Category Archives: Hank Stram
The 50th anniversary of Super Bowl I is sneaking up on us, and I can only imagine the media campaign that will be unleashed by the NFL. Fortunately, this will also give cause for historians to review the first AFL-NFL championship game (as Super Bowl I was initially referred to) and all of the build-up surrounding the AFL-NFL merger.
A new book titled When It Was Just A Game by oral historian Harvey Frommer, is now on bookshelves across the country, and provides an in-depth look at that earliest of AFL-NFL contests. I’ve just placed my Amazon order, and will be reviewing the book here on Tales. In the meantime, I came across an interesting article about Frommer’s research for the book. Some of these notes are rather well-known, but they still provide historical background on the spectacle that is the Super Bowl.
I was reading through my Twitter feed the other day when I came across a link to the film above. I thought that I had seen most of the early Chargers stuff out there, but this piece from the Chargers vs. Texans preseason game of 1961 was new to me. This 4.5-minute clip contains a lot of interesting stuff, including sideline interviews, unique camera angles, and some great visuals of Balboa Stadium prior to its complete renovation for the Chargers arrival in ’61.
I found this video the other day, and really enjoyed it for the job it did describing Hank Stram as a person. I knew Stram was a nice dresser, and had heard him called a “cocky” and a “peacock,” but this video takes things a bit further. I also found it very interesting that the Super Bowl IV film is still the most popular super bowl film in the NFL Films lineup.
I was looking around the internet the other day, searching for information on the Chiefs postcards that I recently wrote about, when I came across a site called Vintage Everyday. The site features article on all sorts of historic topics, and is something in which readers can easily lose themselves for hours. The particular article that caught my attention, however, showed a number of rare photographs of the first AFL-NFL World Championship Game (Super Bowl I), taken by a photographer for Life Magazine. The photo that I found most interesting was a shot of a downtrodden Hank Stram. It was just such a drastic difference from the way the normally ebullient coach was typically portrayed. Enjoy!

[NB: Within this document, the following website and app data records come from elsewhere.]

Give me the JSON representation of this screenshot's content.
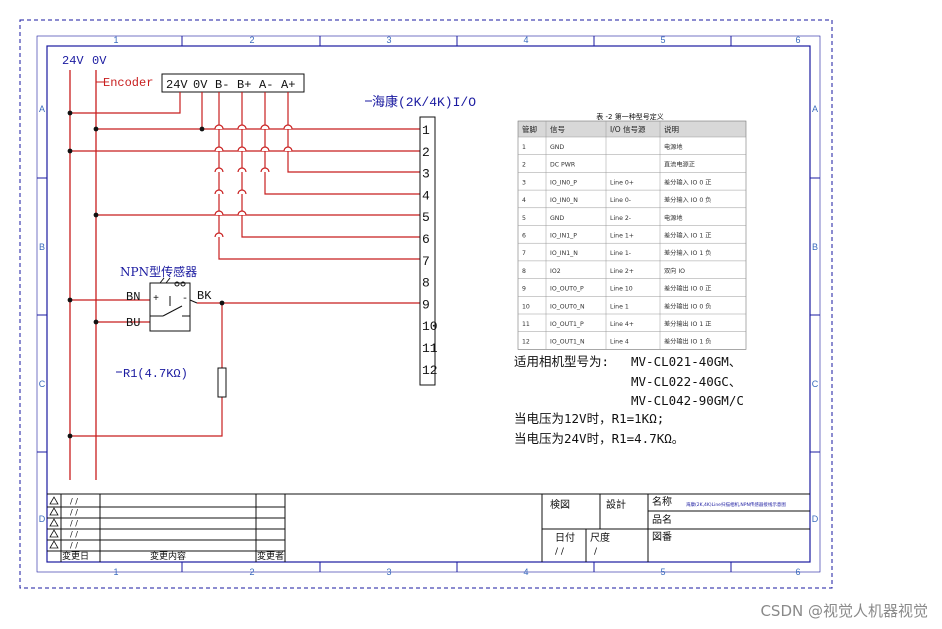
{
  "frame": {
    "top_numbers": [
      "1",
      "2",
      "3",
      "4",
      "5",
      "6"
    ],
    "bottom_numbers": [
      "1",
      "2",
      "3",
      "4",
      "5",
      "6"
    ],
    "left_letters": [
      "A",
      "B",
      "C",
      "D"
    ],
    "right_letters": [
      "A",
      "B",
      "C",
      "D"
    ]
  },
  "power": {
    "v24": "24V",
    "v0": "0V"
  },
  "encoder": {
    "label": "Encoder",
    "pins": [
      "24V",
      "0V",
      "B-",
      "B+",
      "A-",
      "A+"
    ]
  },
  "io": {
    "title": "海康(2K/4K)I/O",
    "pins": [
      "1",
      "2",
      "3",
      "4",
      "5",
      "6",
      "7",
      "8",
      "9",
      "10",
      "11",
      "12"
    ]
  },
  "sensor": {
    "title": "NPN型传感器",
    "bn": "BN",
    "bu": "BU",
    "bk": "BK",
    "plus": "+",
    "minus": "-"
  },
  "resistor": {
    "label": "R1(4.7KΩ)"
  },
  "table": {
    "title": "表 -2 第一种型号定义",
    "headers": [
      "管脚",
      "信号",
      "I/O 信号源",
      "说明"
    ],
    "rows": [
      [
        "1",
        "GND",
        "",
        "电源地"
      ],
      [
        "2",
        "DC PWR",
        "",
        "直流电源正"
      ],
      [
        "3",
        "IO_IN0_P",
        "Line 0+",
        "差分输入 IO 0 正"
      ],
      [
        "4",
        "IO_IN0_N",
        "Line 0-",
        "差分输入 IO 0 负"
      ],
      [
        "5",
        "GND",
        "Line 2-",
        "电源地"
      ],
      [
        "6",
        "IO_IN1_P",
        "Line 1+",
        "差分输入 IO 1 正"
      ],
      [
        "7",
        "IO_IN1_N",
        "Line 1-",
        "差分输入 IO 1 负"
      ],
      [
        "8",
        "IO2",
        "Line 2+",
        "双向 IO"
      ],
      [
        "9",
        "IO_OUT0_P",
        "Line 10",
        "差分输出 IO 0 正"
      ],
      [
        "10",
        "IO_OUT0_N",
        "Line 1",
        "差分输出 IO 0 负"
      ],
      [
        "11",
        "IO_OUT1_P",
        "Line 4+",
        "差分输出 IO 1 正"
      ],
      [
        "12",
        "IO_OUT1_N",
        "Line 4",
        "差分输出 IO 1 负"
      ]
    ]
  },
  "notes": {
    "models_prefix": "适用相机型号为:",
    "model1": "MV-CL021-40GM、",
    "model2": "MV-CL022-40GC、",
    "model3": "MV-CL042-90GM/C",
    "v12": "当电压为12V时，R1=1KΩ;",
    "v24": "当电压为24V时，R1=4.7KΩ。"
  },
  "title_block": {
    "revision_marks": [
      "/ /",
      "/ /",
      "/ /",
      "/ /",
      "/ /"
    ],
    "change_day": "変更日",
    "change_content": "変更内容",
    "changer": "変更者",
    "checked": "検図",
    "design": "設計",
    "name": "名称",
    "product_name": "品名",
    "drawing_no": "図番",
    "date": "日付",
    "date_value": "/ /",
    "scale": "尺度",
    "scale_value": "/",
    "name_value": "海康(2K,4K)Line扫描相机,NPN传感器接线示意图"
  },
  "watermark": "CSDN @视觉人机器视觉",
  "colors": {
    "red_wire": "#c81e1e",
    "blue_text": "#1a1aa0",
    "frame": "#1a1aa0",
    "grid_text": "#3a6bbd"
  }
}
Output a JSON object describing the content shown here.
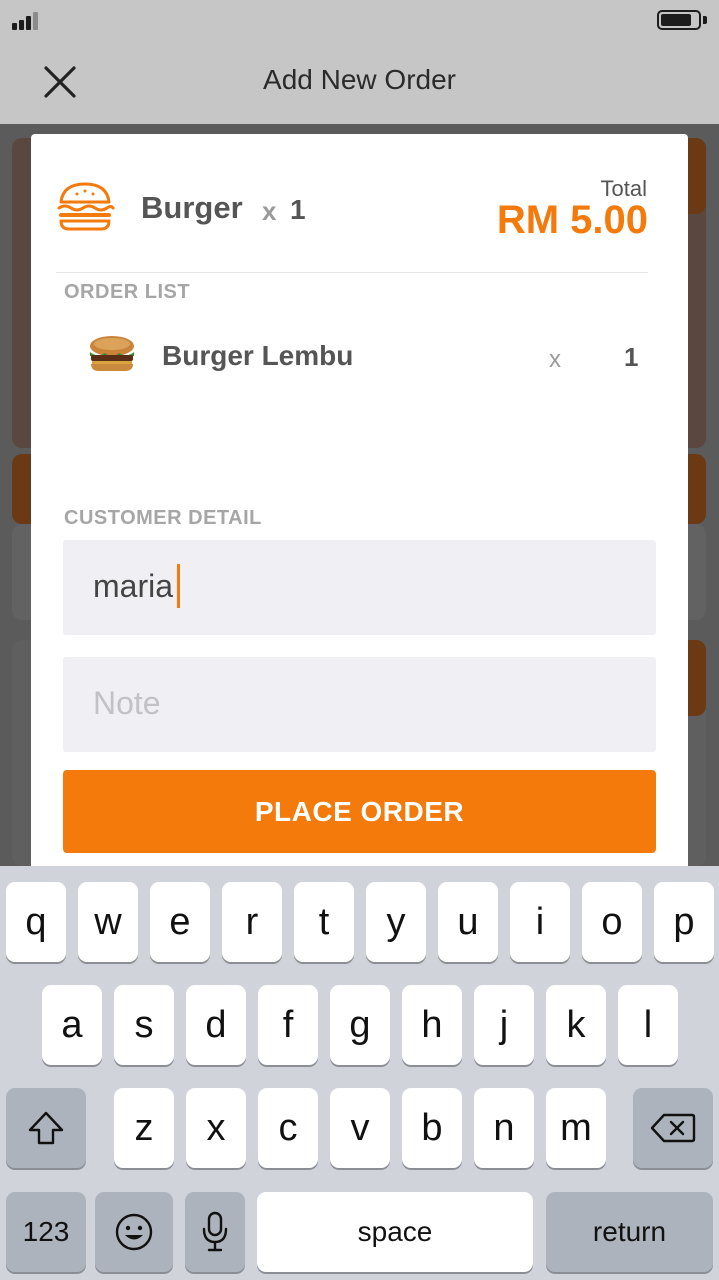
{
  "header": {
    "title": "Add New Order"
  },
  "summary": {
    "item_name": "Burger",
    "qty_symbol": "x",
    "qty": "1",
    "total_label": "Total",
    "total_value": "RM 5.00"
  },
  "order_list": {
    "label": "ORDER LIST",
    "items": [
      {
        "name": "Burger Lembu",
        "x": "x",
        "qty": "1"
      }
    ]
  },
  "customer": {
    "label": "CUSTOMER DETAIL",
    "name_value": "maria",
    "note_placeholder": "Note"
  },
  "actions": {
    "place_order": "PLACE ORDER"
  },
  "keyboard": {
    "row1": [
      "q",
      "w",
      "e",
      "r",
      "t",
      "y",
      "u",
      "i",
      "o",
      "p"
    ],
    "row2": [
      "a",
      "s",
      "d",
      "f",
      "g",
      "h",
      "j",
      "k",
      "l"
    ],
    "row3": [
      "z",
      "x",
      "c",
      "v",
      "b",
      "n",
      "m"
    ],
    "numbers_key": "123",
    "space_key": "space",
    "return_key": "return"
  },
  "colors": {
    "accent": "#f47a0c",
    "field_bg": "#efeff4",
    "keyboard_bg": "#d0d3da"
  },
  "icons": [
    "close-icon",
    "burger-icon",
    "shift-icon",
    "backspace-icon",
    "emoji-icon",
    "microphone-icon"
  ]
}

Last week we discussed Al Davis’s role in the advancement of the minority athlete (and later minority head coach and front office personnel) in professional football. Several readers commented that while Davis, and Sid Gillman, were important figures in bringing the black athlete into the forefront of pro football, no coach did more to break down the color barriers that the Dallas Texans and Kansas City Chiefs head man, Hank Stram. Stram popularized scouting the historically black schools, and went so far as to hire Lloyd Wells to specifically pull talent out of those colleges and universities. His overall success is seen in all aspects of the Chiefs; two-of-for AFL Super Bowl appearances, being the only coach to represent a team throughout all 10 years of the AFL, a high number of his players in the Pro Football Hall of Fame (with many more still deserving of induction).